From: Video observation of hand hygiene practices during routine companion animal appointments and the effect of a poster intervention on hand hygiene compliance

Clean procedures: Dirty procedures:
Those more likely to result in contamination of sterile or privileged body sites/tissues with potentially infectious microbes carried on the hands Those more likely to result in contamination of the hands with potentially infectious microbes from the patient or clinical specimens
-Injections (including but not limited to subcutaneous, intramuscular, intravenous)1 -Ear swabs and/or ear cleaning2
-Venipuncture (any vein) -Digital rectal exam and/or expression of anal glands3
-Fine needle aspirate (including but not limited to cystocentesis, arthrocentesis, abdominocentesis, aspiration of masses, aspiration of lymph nodes) -Removal of an old/dirty bandage from over a skin lesion/wound/incision
-Direct contact with a surgical incision (including suture removal) -Cleaning and/or debridement of a skin lesion/wound/incision
-Application of a new/clean bandage over a skin lesion/wound/incision -Abscess drainage or other contact with pus
-Application of solution or ointment to the eye (including fluorescein stain) -Any contact with feces
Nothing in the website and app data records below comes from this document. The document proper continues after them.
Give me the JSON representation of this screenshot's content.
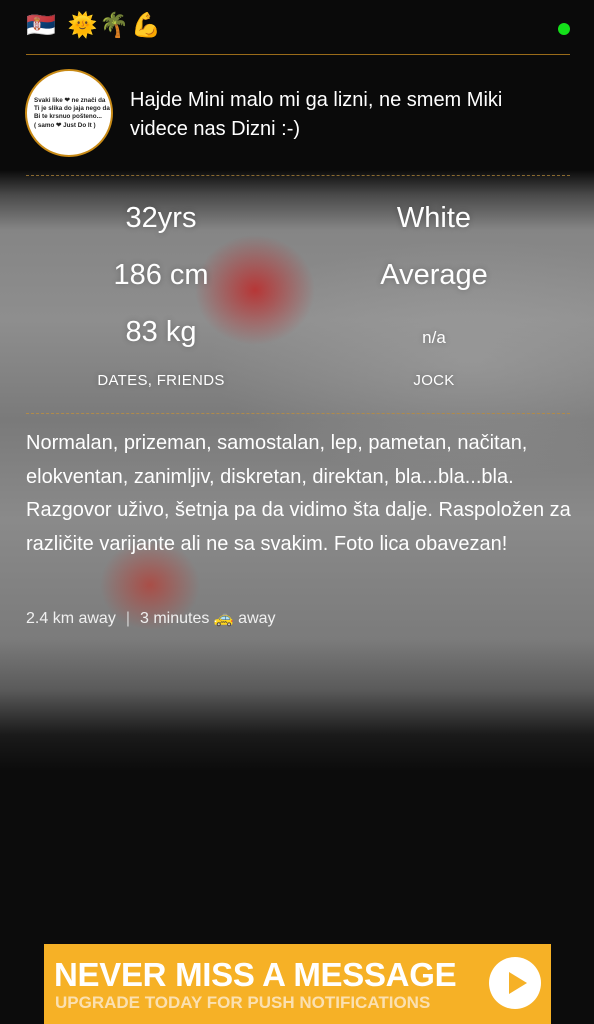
{
  "header": {
    "emojis": "🇷🇸 🌞🌴💪",
    "online_color": "#14e01a"
  },
  "profile": {
    "avatar_text": "Svaki like ❤ ne znači da\nTi je slika do jaja nego da\nBi te krsnuo pošteno...\n( samo ❤ Just Do It )",
    "headline": "Hajde Mini malo mi ga lizni, ne smem Miki videce nas Dizni :-)"
  },
  "stats": {
    "age": "32yrs",
    "height": "186 cm",
    "weight": "83 kg",
    "looking_for": "DATES, FRIENDS",
    "ethnicity": "White",
    "body_type": "Average",
    "position": "n/a",
    "tribe": "JOCK"
  },
  "bio": "Normalan, prizeman, samostalan, lep, pametan, načitan, elokventan, zanimljiv, diskretan, direktan, bla...bla...bla. Razgovor uživo, šetnja pa da vidimo šta dalje. Raspoložen za različite varijante ali ne sa svakim. Foto lica obavezan!",
  "distance": {
    "km": "2.4 km away",
    "separator": "|",
    "time": "3 minutes",
    "car_icon": "🚕",
    "suffix": "away"
  },
  "ad": {
    "title": "NEVER MISS A MESSAGE",
    "subtitle": "UPGRADE TODAY FOR PUSH NOTIFICATIONS",
    "accent": "#f6b126",
    "icon": "play-icon"
  }
}
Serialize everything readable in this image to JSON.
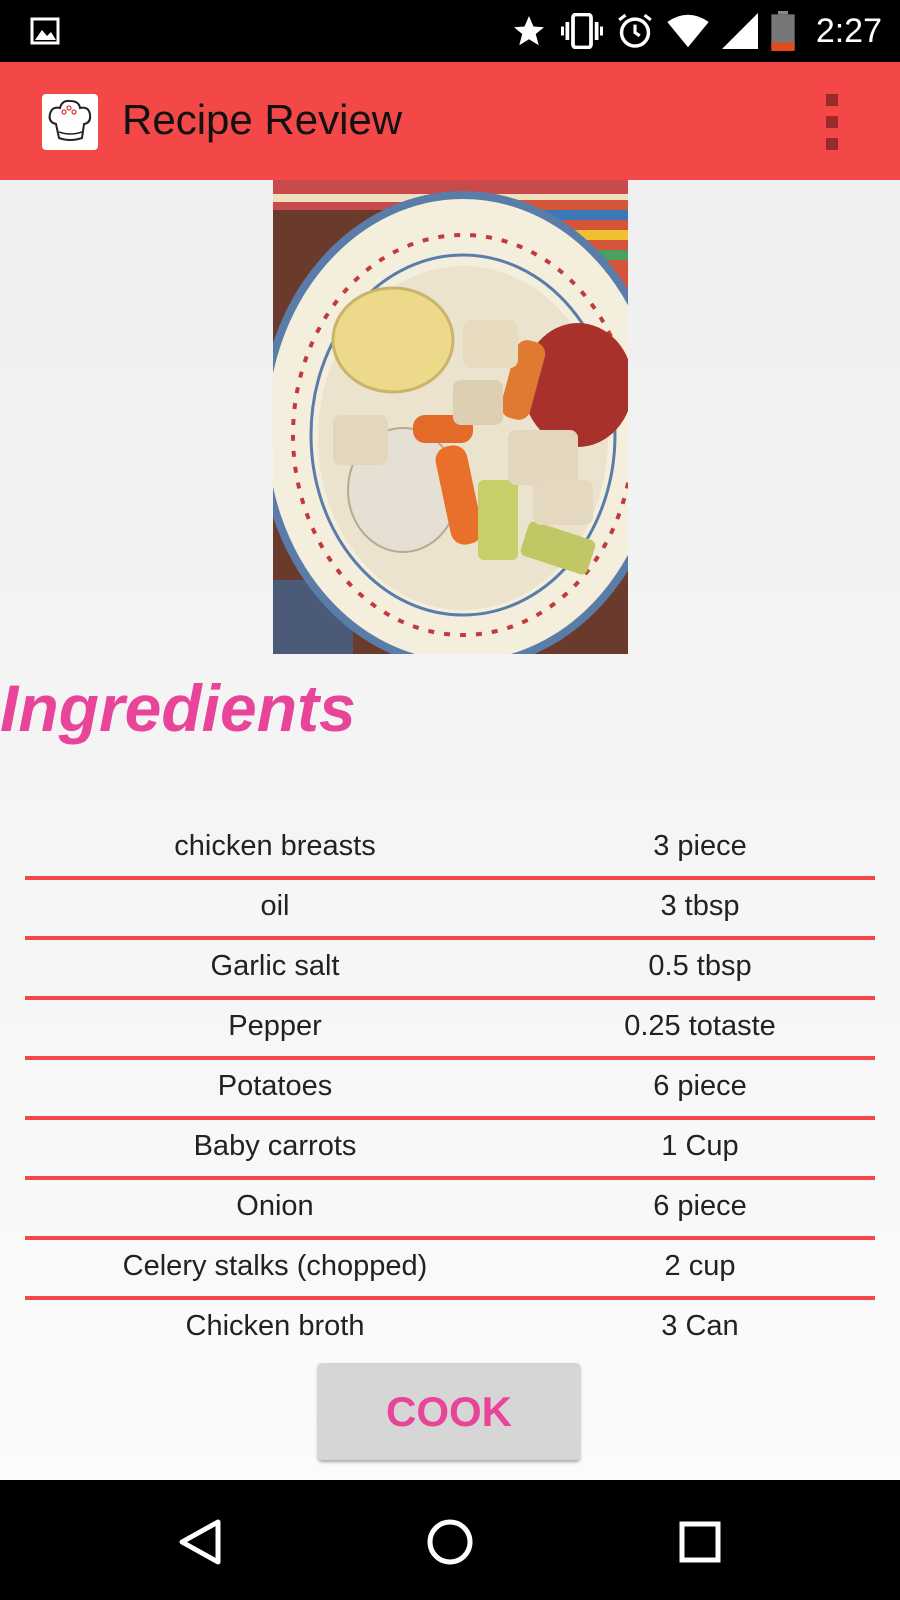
{
  "status_bar": {
    "time": "2:27",
    "icons": [
      "image-notification-icon",
      "star-icon",
      "vibrate-icon",
      "alarm-icon",
      "wifi-icon",
      "cell-signal-icon",
      "battery-low-icon"
    ]
  },
  "app_bar": {
    "title": "Recipe Review",
    "logo_icon": "chef-hat-icon",
    "menu_icon": "overflow-menu-icon"
  },
  "recipe": {
    "image_alt": "chicken stew with potatoes, carrots, onion and celery"
  },
  "ingredients_section": {
    "title": "Ingredients",
    "items": [
      {
        "name": "chicken breasts",
        "quantity": "3 piece"
      },
      {
        "name": "oil",
        "quantity": "3 tbsp"
      },
      {
        "name": "Garlic salt",
        "quantity": "0.5 tbsp"
      },
      {
        "name": "Pepper",
        "quantity": "0.25 totaste"
      },
      {
        "name": "Potatoes",
        "quantity": "6 piece"
      },
      {
        "name": "Baby carrots",
        "quantity": "1 Cup"
      },
      {
        "name": "Onion",
        "quantity": "6 piece"
      },
      {
        "name": "Celery stalks (chopped)",
        "quantity": "2 cup"
      },
      {
        "name": "Chicken broth",
        "quantity": "3 Can"
      }
    ]
  },
  "actions": {
    "cook_label": "COOK"
  },
  "nav_bar": {
    "buttons": [
      "back-icon",
      "home-icon",
      "recents-icon"
    ]
  },
  "colors": {
    "app_bar": "#f44848",
    "accent_pink": "#e8459a",
    "divider_red": "#f44848"
  }
}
-Placement (but not removal) of acupuncture needles -Manipulation inside an animal’s mouth4
  -Skin scrapings
  1. 1injection of any substance into an animal to facilitate or carry out euthanasia was not considered a clean procedure.
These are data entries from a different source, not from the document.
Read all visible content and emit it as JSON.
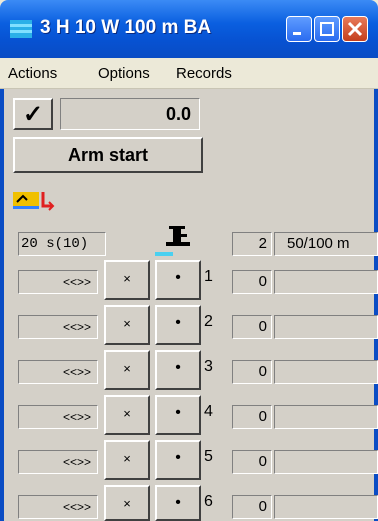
{
  "window": {
    "title": "3 H 10 W 100 m BA"
  },
  "menu": [
    "Actions",
    "Options",
    "Records"
  ],
  "timer": {
    "check_label": "✓",
    "value": "0.0"
  },
  "arm_start": {
    "label": "Arm start"
  },
  "header": {
    "interval": "20 s(10)",
    "count": "2",
    "distance": "50/100 m"
  },
  "lanes": [
    {
      "control": "<<>>",
      "x": "×",
      "dot": "•",
      "lane": "1",
      "zero": "0"
    },
    {
      "control": "<<>>",
      "x": "×",
      "dot": "•",
      "lane": "2",
      "zero": "0"
    },
    {
      "control": "<<>>",
      "x": "×",
      "dot": "•",
      "lane": "3",
      "zero": "0"
    },
    {
      "control": "<<>>",
      "x": "×",
      "dot": "•",
      "lane": "4",
      "zero": "0"
    },
    {
      "control": "<<>>",
      "x": "×",
      "dot": "•",
      "lane": "5",
      "zero": "0"
    },
    {
      "control": "<<>>",
      "x": "×",
      "dot": "•",
      "lane": "6",
      "zero": "0"
    }
  ],
  "colors": {
    "titlebar": "#0a5fe0",
    "client": "#d4d0c8",
    "accent": "#4ad0f0"
  }
}
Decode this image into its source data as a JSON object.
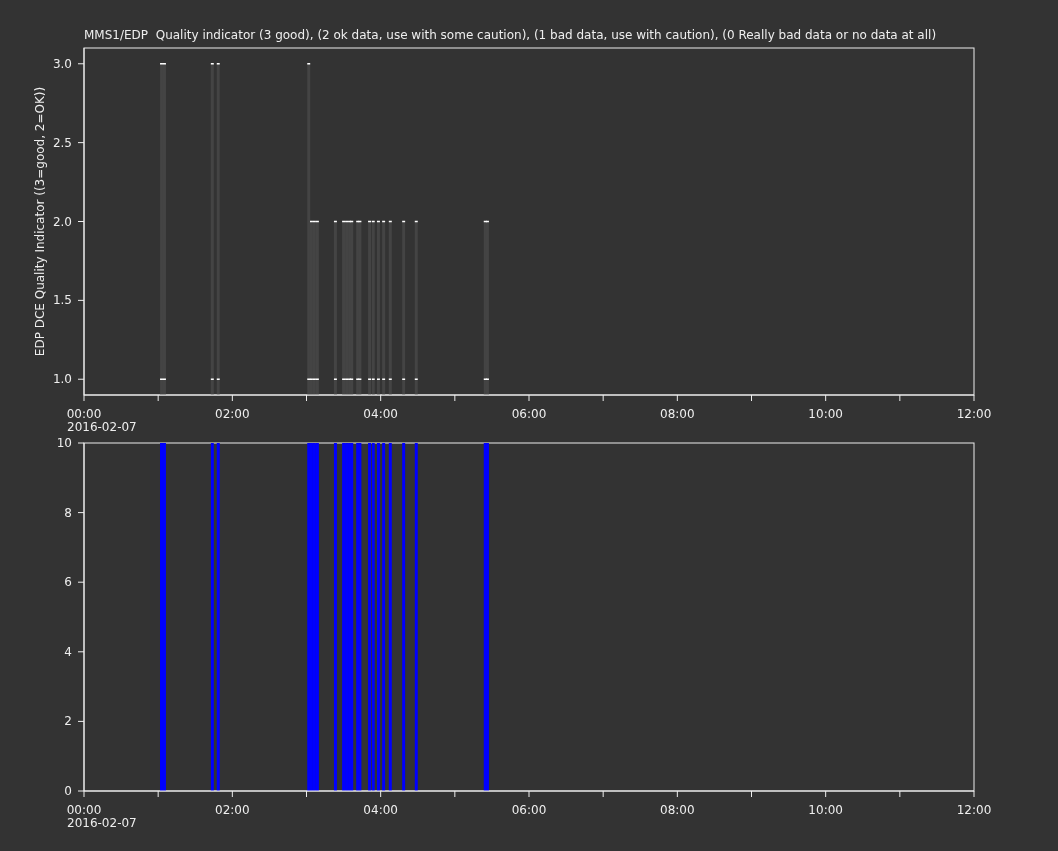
{
  "title": "MMS1/EDP  Quality indicator (3 good), (2 ok data, use with some caution), (1 bad data, use with caution), (0 Really bad data or no data at all)",
  "panels": [
    {
      "date_label": "2016-02-07",
      "caps": true,
      "chart_data": {
        "type": "bar",
        "ylabel": "EDP DCE Quality Indicator ((3=good, 2=OK))",
        "xlim": [
          0,
          12
        ],
        "ylim": [
          0.9,
          3.1
        ],
        "xticks": [
          {
            "value": 0,
            "label": "00:00"
          },
          {
            "value": 2,
            "label": "02:00"
          },
          {
            "value": 4,
            "label": "04:00"
          },
          {
            "value": 6,
            "label": "06:00"
          },
          {
            "value": 8,
            "label": "08:00"
          },
          {
            "value": 10,
            "label": "10:00"
          },
          {
            "value": 12,
            "label": "12:00"
          }
        ],
        "yticks": [
          {
            "value": 1,
            "label": "1.0"
          },
          {
            "value": 1.5,
            "label": "1.5"
          },
          {
            "value": 2,
            "label": "2.0"
          },
          {
            "value": 2.5,
            "label": "2.5"
          },
          {
            "value": 3,
            "label": "3.0"
          }
        ],
        "x": [
          1.045,
          1.085,
          1.73,
          1.81,
          3.03,
          3.067,
          3.107,
          3.147,
          3.39,
          3.5,
          3.54,
          3.58,
          3.61,
          3.69,
          3.72,
          3.85,
          3.9,
          3.97,
          4.04,
          4.13,
          4.31,
          4.48,
          5.41,
          5.44
        ],
        "series": [
          {
            "color": "#444444",
            "values": [
              3,
              3,
              3,
              3,
              3,
              2,
              2,
              2,
              2,
              2,
              2,
              2,
              2,
              2,
              2,
              2,
              2,
              2,
              2,
              2,
              2,
              2,
              2,
              2
            ]
          }
        ]
      }
    },
    {
      "date_label": "2016-02-07",
      "caps": false,
      "chart_data": {
        "type": "bar",
        "xlim": [
          0,
          12
        ],
        "ylim": [
          0,
          10
        ],
        "xticks": [
          {
            "value": 0,
            "label": "00:00"
          },
          {
            "value": 2,
            "label": "02:00"
          },
          {
            "value": 4,
            "label": "04:00"
          },
          {
            "value": 6,
            "label": "06:00"
          },
          {
            "value": 8,
            "label": "08:00"
          },
          {
            "value": 10,
            "label": "10:00"
          },
          {
            "value": 12,
            "label": "12:00"
          }
        ],
        "yticks": [
          {
            "value": 0,
            "label": "0"
          },
          {
            "value": 2,
            "label": "2"
          },
          {
            "value": 4,
            "label": "4"
          },
          {
            "value": 6,
            "label": "6"
          },
          {
            "value": 8,
            "label": "8"
          },
          {
            "value": 10,
            "label": "10"
          }
        ],
        "x": [
          1.045,
          1.085,
          1.73,
          1.81,
          3.03,
          3.067,
          3.107,
          3.147,
          3.39,
          3.5,
          3.54,
          3.58,
          3.61,
          3.69,
          3.72,
          3.85,
          3.9,
          3.97,
          4.04,
          4.13,
          4.31,
          4.48,
          5.41,
          5.44
        ],
        "series": [
          {
            "color": "#0000ff",
            "values": [
              10,
              10,
              10,
              10,
              10,
              10,
              10,
              10,
              10,
              10,
              10,
              10,
              10,
              10,
              10,
              10,
              10,
              10,
              10,
              10,
              10,
              10,
              10,
              10
            ]
          }
        ]
      }
    }
  ]
}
  2. 2direct application of ear medication/drops was not considered a dirty procedure if no material/fluid was subsequently removed from the ear canal.
  3. 3use of a rectal thermometer was not considered a dirty procedure.
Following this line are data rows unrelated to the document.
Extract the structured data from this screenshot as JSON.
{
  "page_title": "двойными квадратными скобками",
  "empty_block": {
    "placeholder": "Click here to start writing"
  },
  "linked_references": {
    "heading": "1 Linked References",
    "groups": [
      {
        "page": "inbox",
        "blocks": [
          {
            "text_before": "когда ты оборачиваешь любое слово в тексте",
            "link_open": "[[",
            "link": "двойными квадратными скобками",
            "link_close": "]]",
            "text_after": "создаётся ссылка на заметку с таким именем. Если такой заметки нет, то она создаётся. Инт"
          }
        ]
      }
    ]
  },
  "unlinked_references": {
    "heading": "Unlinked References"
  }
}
  4. 4manipulation inside an animal’s mouth included direct administration of pills (i.e. not using a pilling wand, syringe or any means by which the animal consumed the medication voluntarily (e.g. hidden in food)); examination of the buccal gingiva if the fingers were not placed in the buccal sulcus or further into the mouth was not considered a dirty procedure.